A US university in Tulsa, Oklahoma really cares about its students’ physical education. Perhaps too much. All incoming freshmen will now have to wear Fitbits to track their fitness levels.
Oral Roberts University—named after a Christian evangelist—has had mandatory fitness requirement since the university first opened in 1965. In the past, students would have to note down the amount of steps and exercise they’ve undertaken in a fitness book. Now, the university is embracing wearable technology to monitor and grade their students’ fitness levels.
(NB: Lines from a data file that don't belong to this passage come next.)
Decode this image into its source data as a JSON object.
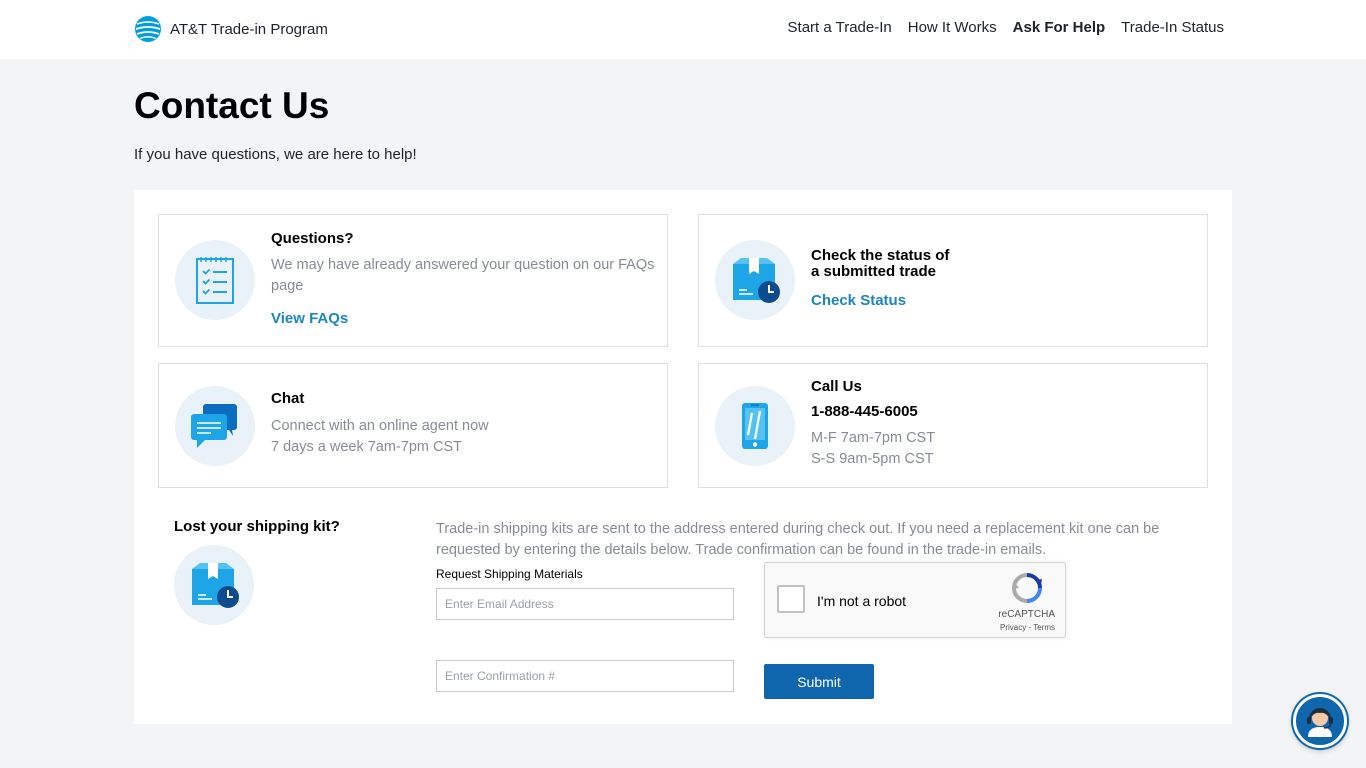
{
  "header": {
    "brand": "AT&T Trade-in Program",
    "nav": [
      {
        "label": "Start a Trade-In"
      },
      {
        "label": "How It Works"
      },
      {
        "label": "Ask For Help"
      },
      {
        "label": "Trade-In Status"
      }
    ]
  },
  "page": {
    "title": "Contact Us",
    "subtitle": "If you have questions, we are here to help!"
  },
  "cards": {
    "faq": {
      "title": "Questions?",
      "desc": "We may have already answered your question on our FAQs page",
      "link": "View FAQs",
      "icon": "checklist-icon"
    },
    "status": {
      "title_line1": "Check the status of",
      "title_line2": "a submitted trade",
      "link": "Check Status",
      "icon": "package-clock-icon"
    },
    "chat": {
      "title": "Chat",
      "desc_line1": "Connect with an online agent now",
      "desc_line2": "7 days a week 7am-7pm CST",
      "icon": "chat-bubbles-icon"
    },
    "call": {
      "title": "Call Us",
      "phone": "1-888-445-6005",
      "hours_line1": "M-F 7am-7pm CST",
      "hours_line2": "S-S 9am-5pm CST",
      "icon": "smartphone-icon"
    }
  },
  "kit": {
    "title": "Lost your shipping kit?",
    "desc": "Trade-in shipping kits are sent to the address entered during check out. If you need a replacement kit one can be requested by entering the details below. Trade confirmation can be found in the trade-in emails.",
    "label": "Request Shipping Materials",
    "email_placeholder": "Enter Email Address",
    "confirmation_placeholder": "Enter Confirmation #",
    "submit_label": "Submit"
  },
  "captcha": {
    "label": "I'm not a robot",
    "brand": "reCAPTCHA",
    "links": "Privacy - Terms"
  },
  "colors": {
    "accent": "#1d85bf",
    "button": "#0f66ad",
    "icon_blue": "#1ea5e8"
  }
}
William Wilson, the university’s president, proudly boasts in a statement that it’s the “first university in the world to offer this unique approach to a fitness program.” Apparently, the only complaints the university received have been about the money: A Fitbit costs $150 each.
The Fitbits will only be used to log heart-rate data and the amount of steps students take. Students who fail to make “satisfactory progress” in their fitness requirement will be deemed “deficient” and will need to enroll for more fitness classes the following semester. If students still fail to break enough of a sweat, they risk not graduating at all.
There aren’t many colleges that still make students meet physical-education requirements. In the 1920s, around 97% of universities had physical-education minimums, but that number dropped to 39% by 2010.
Oral Roberts University has a number of strict rules; students aren’t allowed to drink, smoke, or engage in premarital sex. This has led some to question whether the devices would be used for more nefarious means. The Fitbits used to have a “sexual activity” category, which was promptly removed after users were unwittingly sharing details of their sex lives on Google.
But rest assured, a representative from the university insisted they would not be able to use the device to track who’s having sex—nor would they want to.